Although it is primarily a sheltered work project, Cherry Tree is much more than just a place to work. It aims to provide a happy family community, where people are actively encouraged to care for and support each other.
Cherry Tree is unique in offering a service addressing the needs of the whole person, in addition to therapeutic and varied work rehabilitation. One valuable service we provide is a twice-weekly visit from a specialist Disability Rights Advisor, provided by the local Citizens’ Advice Bureau. They provides help with filling in forms and accessing benefits, information on entitlements, and advice on a wide range of issues ranging from housing and debt to information on employment.
Cherry Trees’ many additional services:
- Accompaniment to essential appointments in a crisis
- Referral to specialist services where required
- Support and advice with problems, on site or by telephone
- Debt and budgeting support
- On-site courses both basic and accredited.
- Advice and help with finding and starting training courses
- Help with obtaining accommodation, furniture and clothing
- Help with moving into new accommodation
- Help for those who may be facing homelessness.
- A washing machine, drier and shower room on site
- Help with travel expenses
- Special funding to cover emergency transport
- Presentations from other services and support networks
- Talks given to local groups and services
Cherry Tree organises a variety of visits and events throughout the year to give volunteers the opportunity to socialise and see more of the world. For many of the volunteers it is the only opportunity they have to experience such visits. They have been to places from the Tower of London to the Great Dorset Steam Fair.
The annual Harry Roffey Day outing, held in memory of a former trustee, has taken them to gardens including Kew Gardens, RHS Wisley and Forde Abbey. Other trips involve activities such as bird watching, learning about herbs, or boat trips.
As the years go by, we are finding fewer volunteers want to go on the trips and outings, many preferring to stay in the safe haven of the nursery.
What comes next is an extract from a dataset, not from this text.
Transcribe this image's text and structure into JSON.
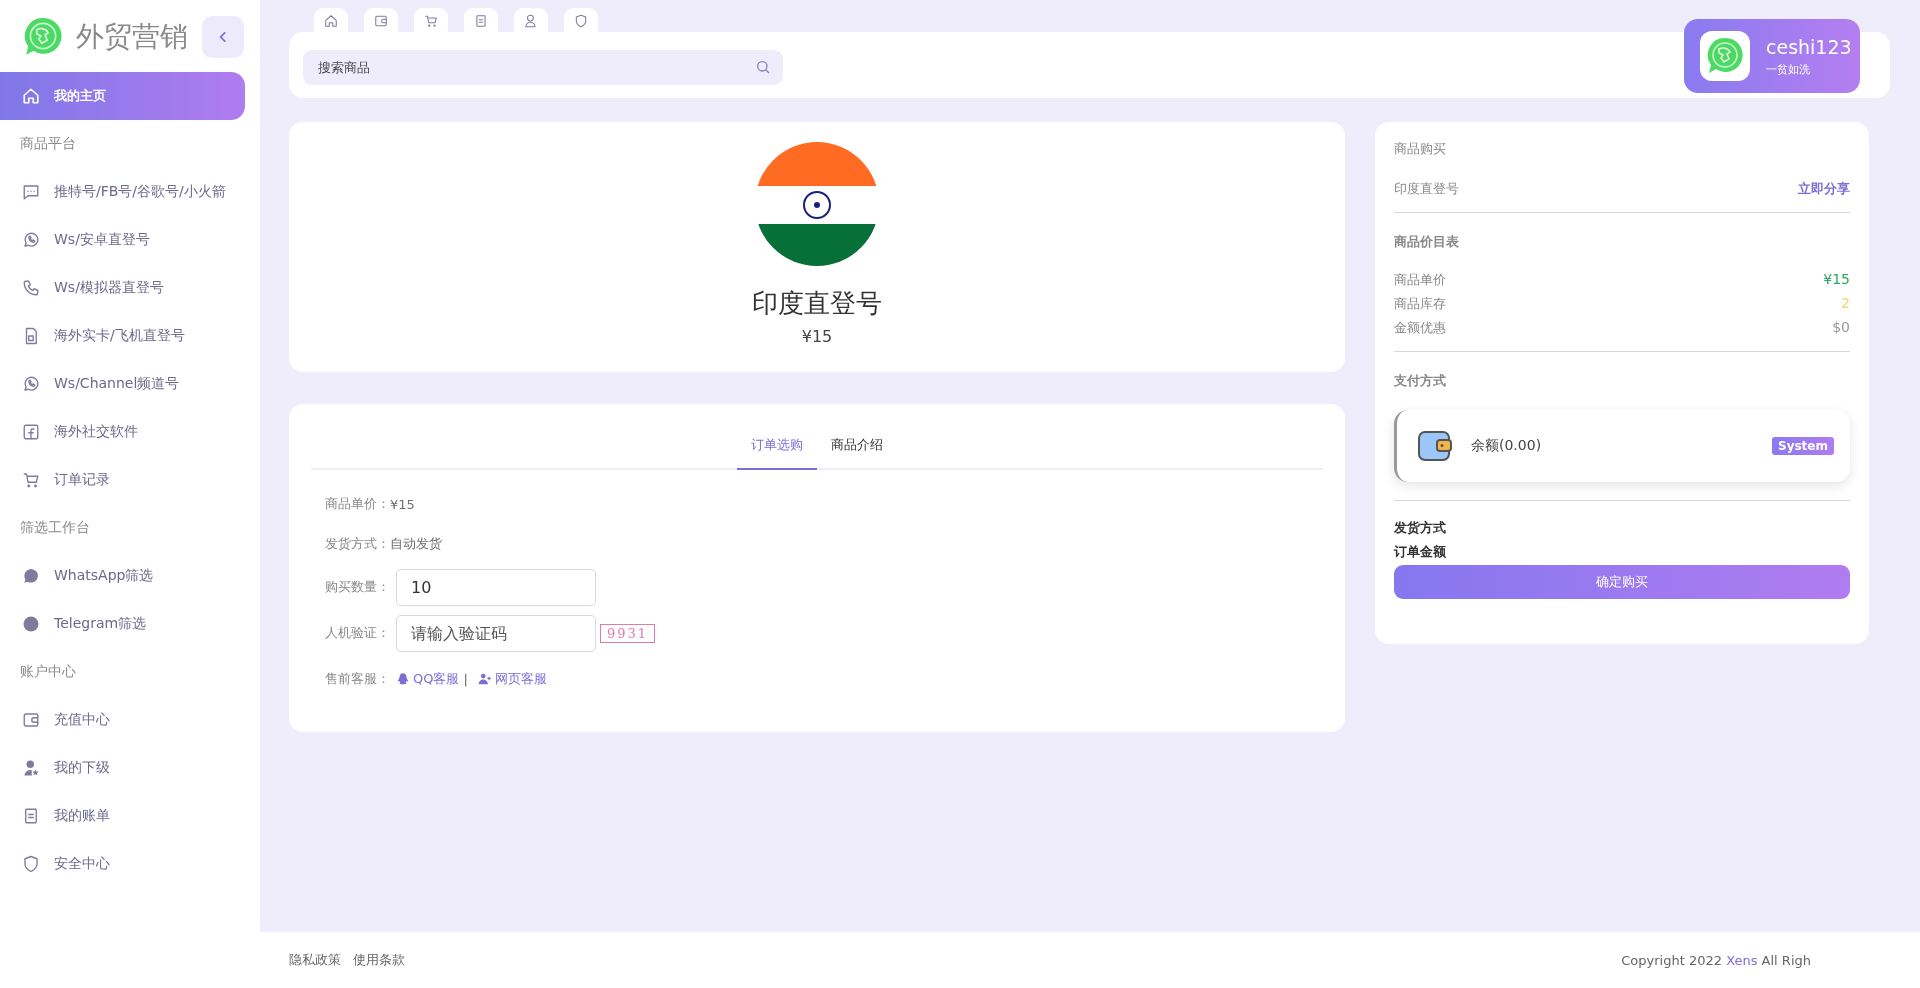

So we are having occasional communal eating events – such as hot soup lunches in winter, an annual barbecue in the summer – which everyone can enjoy and meet and socialise with new people.
Those volunteers who wish to have the opportunity to show the nursery to others offer guided tours to the many visitors who come from far and wide to learn about what we do.
There have also been a selection of Cherry Tree holidays involving camping, or staying in caravans or hostels. There have been organised visits to the Eden Project and the National Botanical Garden of Wales, and an annual caravan holiday is organised for volunteers. Many volunteers have never had a holiday before, and going away together builds the confidence and strength of the group and helps overcome obstacles in their lives such as fear and anxiety.
As friendships develop and confidence grows, volunteers organize their own trips together, going to the cinema, meeting for coffee, things they would never have done before giving the opportunity to realise that they do not need to be isolated by their mental illness – there is a place for them in the world.
Volunteers are offered opportunities to learn new skills and develop new interests through courses. Weekly classes are held in Literacy, Numeracy and English with the use of Computers. We are thrilled to be working with Kingston Maurward College in Dorchester to offer RHS Level 1 in Practical Horticulture to some of our volunteers.
The Potathon continues
For 20 years this was a very special event held in May when everyone worked together in teams to pot 20,000 plants in 2 litre pots in one day or 30,000 in 2 days. This united us all with a common goal and provided the nursery with fresh, new stock. The event took a great deal of preparation and hard work, from grading the plants to printing the pot labels and organising the drinks and sandwiches. Everyone went home at the end of the day tired, but very happy and satisfied.
In recent years, pressure to produce early stock has resulted in us having to tone down this event. We now have smaller sessions, for example potting 4,000 Griselinia littoralis in one go. This keeps up the collective working atmosphere while not delaying production.